Before a settlement of S.C. Johnson Company's claims against former trucking tycoon Tom Buske of Edwardsville reached the circuit clerk's office, the deal broke down.
Buske objected on Feb. 10 to execution of a settlement agreement he reached with his wife Sara Buske and S.C. Johnson Company.
Settlement followed a verdict from Wisconsin jurors holding Tom Buske liable for a $200 million fraud against the household products company.
No public record of the settlement existed until lawyers filed it on Feb. 11.
Tom's divorce lawyer, Richard Meives of St. Louis, had raised six objections about it the previous day.
He raised five for Tom and one for his firm, pleading that a company Tom turned over to S.C. Johnson owed $238,600.41 for five months of legal fees and costs.
He reported a dispute over the value of Tom's household goods.
The settlement allows Tom to retain goods up to $50,000, and it provides for S.C. Johnson to hire an appraiser if it chooses.
It allows Sara to retain goods up to $200,000, and Meives wrote that Tom believes a similar dispute arose between S.C. Johnson and Sara.
Meives objected that S.C. Johnson improperly seeks access to a $200,000 escrow fund.
He objected that S.C. Johnson improperly holds $50,000 that belongs to Tom.
He objected that a company Tom turned over to S.C. Johnson owes him back wages and vacation pay.
Meives aimed an ominous objection at Sara, promising to file a petition against her for contribution for fees and costs.
"The settlement agreement is a settlement of attorney fee issues as between Respondent and SCJ, and as between Petitioner and SCJ, but not between Respondent and Petitioner," he wrote.
Prior to this, Tom and Sara cooperated so closely that S.C. Johnson branded the divorce as a sham to place Tom's assets beyond the reach of the Wisconsin court.
Under the settlement, Sara keeps the family home at 22 Greystone Lane, with a 2007 Mercedes and a 2006 BMW.
She receives $325,000 from the divorce, plus $50,000 in legal fees.
Three children receive $475,000 for support and education, plus $25,000 in legal fees.
Tom keeps a 1997 BMW, a 401(k) account, and a $16,000 retirement account.

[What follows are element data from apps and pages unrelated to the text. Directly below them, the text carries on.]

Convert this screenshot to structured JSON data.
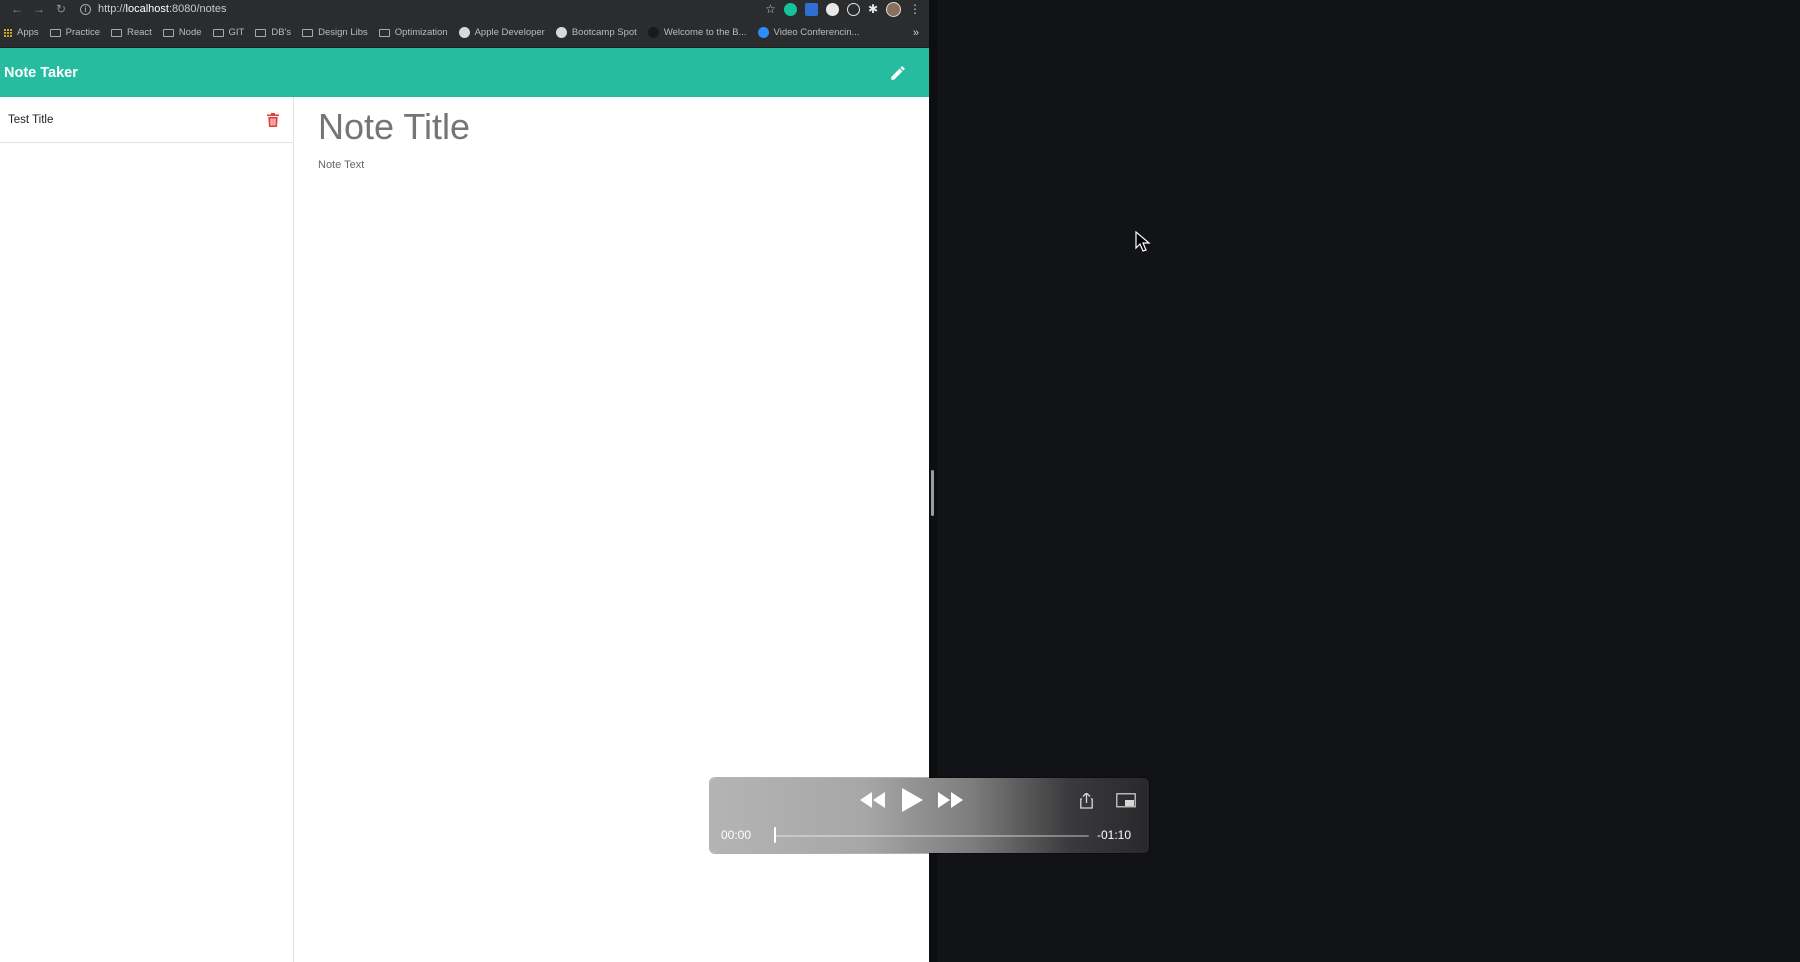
{
  "browser": {
    "url_prefix": "http://",
    "url_host": "localhost",
    "url_path": ":8080/notes"
  },
  "bookmarks": [
    {
      "label": "Apps",
      "icon": "apps-grid-icon"
    },
    {
      "label": "Practice",
      "icon": "folder-icon"
    },
    {
      "label": "React",
      "icon": "folder-icon"
    },
    {
      "label": "Node",
      "icon": "folder-icon"
    },
    {
      "label": "GIT",
      "icon": "folder-icon"
    },
    {
      "label": "DB's",
      "icon": "folder-icon"
    },
    {
      "label": "Design Libs",
      "icon": "folder-icon"
    },
    {
      "label": "Optimization",
      "icon": "folder-icon"
    },
    {
      "label": "Apple Developer",
      "icon": "apple-icon"
    },
    {
      "label": "Bootcamp Spot",
      "icon": "globe-icon"
    },
    {
      "label": "Welcome to the B...",
      "icon": "site-icon"
    },
    {
      "label": "Video Conferencin...",
      "icon": "zoom-icon"
    }
  ],
  "bookmarks_more": "»",
  "app": {
    "title": "Note Taker",
    "accent_color": "#26bc9f"
  },
  "notes": [
    {
      "title": "Test Title"
    }
  ],
  "editor": {
    "title_placeholder": "Note Title",
    "text_placeholder": "Note Text"
  },
  "player": {
    "current_time": "00:00",
    "remaining_time": "-01:10",
    "progress": 0
  }
}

He keeps enough to defend himself against criminal charges in Wisconsin.
S.C. Johnson takes 17 companies Tom owned, his interest in the Bank of Edwardsville and nine other businesses, and real estate.